UConsumer inflation in the US rose in October at a quicker pace than forecast, boosted by higher prices for fuel, utilities and medical care.
Consumer price gains remain muted overall, with the annual pace remaining below the Federal Reserve’s inflation target, which helped support the central bank’s decision in October to cut interest rates for the third time this year in an effort to sustain the US economy’s expansion and shield it from trade war fallout.
The consumer price index rose to a three-month high of 1.8 per cent year-on-year last month, the Bureau of Labor Statistics revealed on Wednesday. That was up from 1.7 per cent in September, and economists’ forecasts it would hold steady at that level.
The increase in prices stemmed mostly from energy costs, which showed a 3.7 per cent year-on-year rise in the sub-index tracking petrol, while electricity and piped gas sub-indices showed increases of 1.8 per cent and 1.6 per cent, respectively.
The medical care sub-index also saw a solid gain, up 1.2 per cent, as did used cars and trucks, which advanced 1.3 per cent.
Core inflation, which factors out volatile food and energy prices, slowed to 2.3 per cent last month from 2.4 per cent in September.
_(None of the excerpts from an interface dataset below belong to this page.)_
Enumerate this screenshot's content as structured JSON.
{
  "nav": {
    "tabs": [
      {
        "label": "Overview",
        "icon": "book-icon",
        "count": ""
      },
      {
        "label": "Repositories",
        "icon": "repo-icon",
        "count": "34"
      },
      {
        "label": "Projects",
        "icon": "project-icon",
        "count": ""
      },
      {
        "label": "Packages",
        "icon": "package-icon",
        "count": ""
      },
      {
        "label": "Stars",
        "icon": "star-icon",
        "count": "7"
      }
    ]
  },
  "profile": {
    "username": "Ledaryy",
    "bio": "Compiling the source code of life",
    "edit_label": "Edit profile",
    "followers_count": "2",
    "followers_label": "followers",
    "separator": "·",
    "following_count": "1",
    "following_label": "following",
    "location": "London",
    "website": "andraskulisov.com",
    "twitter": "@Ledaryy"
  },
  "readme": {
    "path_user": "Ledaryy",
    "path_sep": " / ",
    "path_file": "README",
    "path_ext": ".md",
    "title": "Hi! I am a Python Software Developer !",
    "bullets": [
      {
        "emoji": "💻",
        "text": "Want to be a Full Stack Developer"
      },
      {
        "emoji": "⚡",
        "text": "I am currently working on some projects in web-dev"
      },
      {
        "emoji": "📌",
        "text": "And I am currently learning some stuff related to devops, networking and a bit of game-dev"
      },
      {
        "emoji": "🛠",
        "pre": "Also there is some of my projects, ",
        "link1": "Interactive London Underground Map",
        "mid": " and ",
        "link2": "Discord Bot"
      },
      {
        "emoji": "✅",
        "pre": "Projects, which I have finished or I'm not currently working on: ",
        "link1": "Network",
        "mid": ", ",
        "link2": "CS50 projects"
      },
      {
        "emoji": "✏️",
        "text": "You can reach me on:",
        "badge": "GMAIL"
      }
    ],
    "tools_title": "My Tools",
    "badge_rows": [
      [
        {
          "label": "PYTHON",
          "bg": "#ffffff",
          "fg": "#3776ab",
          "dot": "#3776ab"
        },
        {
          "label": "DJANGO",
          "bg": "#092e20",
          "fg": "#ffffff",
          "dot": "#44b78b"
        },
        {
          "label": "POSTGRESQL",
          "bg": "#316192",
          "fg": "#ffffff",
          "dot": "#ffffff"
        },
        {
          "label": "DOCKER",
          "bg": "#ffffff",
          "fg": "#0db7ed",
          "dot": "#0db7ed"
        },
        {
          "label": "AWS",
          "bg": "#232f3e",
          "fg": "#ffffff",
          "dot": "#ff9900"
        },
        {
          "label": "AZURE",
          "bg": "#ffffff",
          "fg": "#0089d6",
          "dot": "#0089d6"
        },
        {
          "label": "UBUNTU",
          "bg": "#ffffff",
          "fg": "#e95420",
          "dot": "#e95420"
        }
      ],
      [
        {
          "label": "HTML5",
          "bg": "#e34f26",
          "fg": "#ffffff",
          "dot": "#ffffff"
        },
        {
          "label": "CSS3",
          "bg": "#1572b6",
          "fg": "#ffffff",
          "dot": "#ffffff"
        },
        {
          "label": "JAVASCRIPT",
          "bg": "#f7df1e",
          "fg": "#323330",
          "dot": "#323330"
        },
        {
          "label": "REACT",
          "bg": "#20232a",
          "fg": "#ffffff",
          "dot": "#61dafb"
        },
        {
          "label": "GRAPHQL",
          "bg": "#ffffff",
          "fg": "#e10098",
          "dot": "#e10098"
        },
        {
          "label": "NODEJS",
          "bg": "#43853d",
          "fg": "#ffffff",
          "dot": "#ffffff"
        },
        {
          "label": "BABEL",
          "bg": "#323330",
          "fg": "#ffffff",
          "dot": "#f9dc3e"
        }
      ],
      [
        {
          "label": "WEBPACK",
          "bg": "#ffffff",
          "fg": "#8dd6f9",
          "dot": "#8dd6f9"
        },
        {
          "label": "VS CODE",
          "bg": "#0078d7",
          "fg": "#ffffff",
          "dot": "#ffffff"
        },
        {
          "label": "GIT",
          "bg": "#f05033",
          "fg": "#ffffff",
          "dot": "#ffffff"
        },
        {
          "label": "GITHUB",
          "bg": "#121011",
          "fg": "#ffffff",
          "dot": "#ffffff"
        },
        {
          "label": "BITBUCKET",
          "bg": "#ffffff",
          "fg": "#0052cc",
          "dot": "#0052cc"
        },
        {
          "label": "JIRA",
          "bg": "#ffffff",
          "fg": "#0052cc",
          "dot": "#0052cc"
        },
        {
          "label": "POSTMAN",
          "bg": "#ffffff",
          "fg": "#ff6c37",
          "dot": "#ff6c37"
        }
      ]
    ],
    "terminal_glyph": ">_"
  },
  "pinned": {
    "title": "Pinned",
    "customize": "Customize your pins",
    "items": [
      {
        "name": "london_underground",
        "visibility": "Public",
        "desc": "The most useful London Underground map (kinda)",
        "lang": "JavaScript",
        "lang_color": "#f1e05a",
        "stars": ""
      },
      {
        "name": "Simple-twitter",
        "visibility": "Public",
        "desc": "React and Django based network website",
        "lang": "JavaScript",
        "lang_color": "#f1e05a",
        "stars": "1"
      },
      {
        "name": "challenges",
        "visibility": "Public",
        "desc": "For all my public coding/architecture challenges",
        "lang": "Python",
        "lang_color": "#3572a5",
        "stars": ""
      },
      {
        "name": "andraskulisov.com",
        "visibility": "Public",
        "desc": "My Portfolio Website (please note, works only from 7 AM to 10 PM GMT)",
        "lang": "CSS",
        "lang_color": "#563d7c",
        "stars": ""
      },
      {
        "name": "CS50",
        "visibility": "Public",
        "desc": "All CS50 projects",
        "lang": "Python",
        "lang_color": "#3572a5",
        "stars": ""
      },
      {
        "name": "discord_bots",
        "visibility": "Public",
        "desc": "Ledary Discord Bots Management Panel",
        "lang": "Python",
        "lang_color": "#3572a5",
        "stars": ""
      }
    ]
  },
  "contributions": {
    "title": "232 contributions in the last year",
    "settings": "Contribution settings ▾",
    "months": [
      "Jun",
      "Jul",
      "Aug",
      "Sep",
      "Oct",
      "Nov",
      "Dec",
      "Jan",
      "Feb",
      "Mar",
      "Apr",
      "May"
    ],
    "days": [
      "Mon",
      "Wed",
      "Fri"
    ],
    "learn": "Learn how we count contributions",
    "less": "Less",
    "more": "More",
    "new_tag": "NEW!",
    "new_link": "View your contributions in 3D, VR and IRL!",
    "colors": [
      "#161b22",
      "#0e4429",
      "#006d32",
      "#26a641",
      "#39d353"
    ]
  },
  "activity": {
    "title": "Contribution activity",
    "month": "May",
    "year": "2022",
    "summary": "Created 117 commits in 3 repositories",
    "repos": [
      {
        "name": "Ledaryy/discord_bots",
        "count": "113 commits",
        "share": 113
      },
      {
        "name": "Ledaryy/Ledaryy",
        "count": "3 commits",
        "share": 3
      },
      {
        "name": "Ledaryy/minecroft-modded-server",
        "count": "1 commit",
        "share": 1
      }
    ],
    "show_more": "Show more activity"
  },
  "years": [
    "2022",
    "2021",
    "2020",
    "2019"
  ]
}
The greenback was relatively unmoved by the news, with the dollar index remaining up 0.1 per cent at a one-month high of 98.389. – Copyright The Financial Times Limited 2019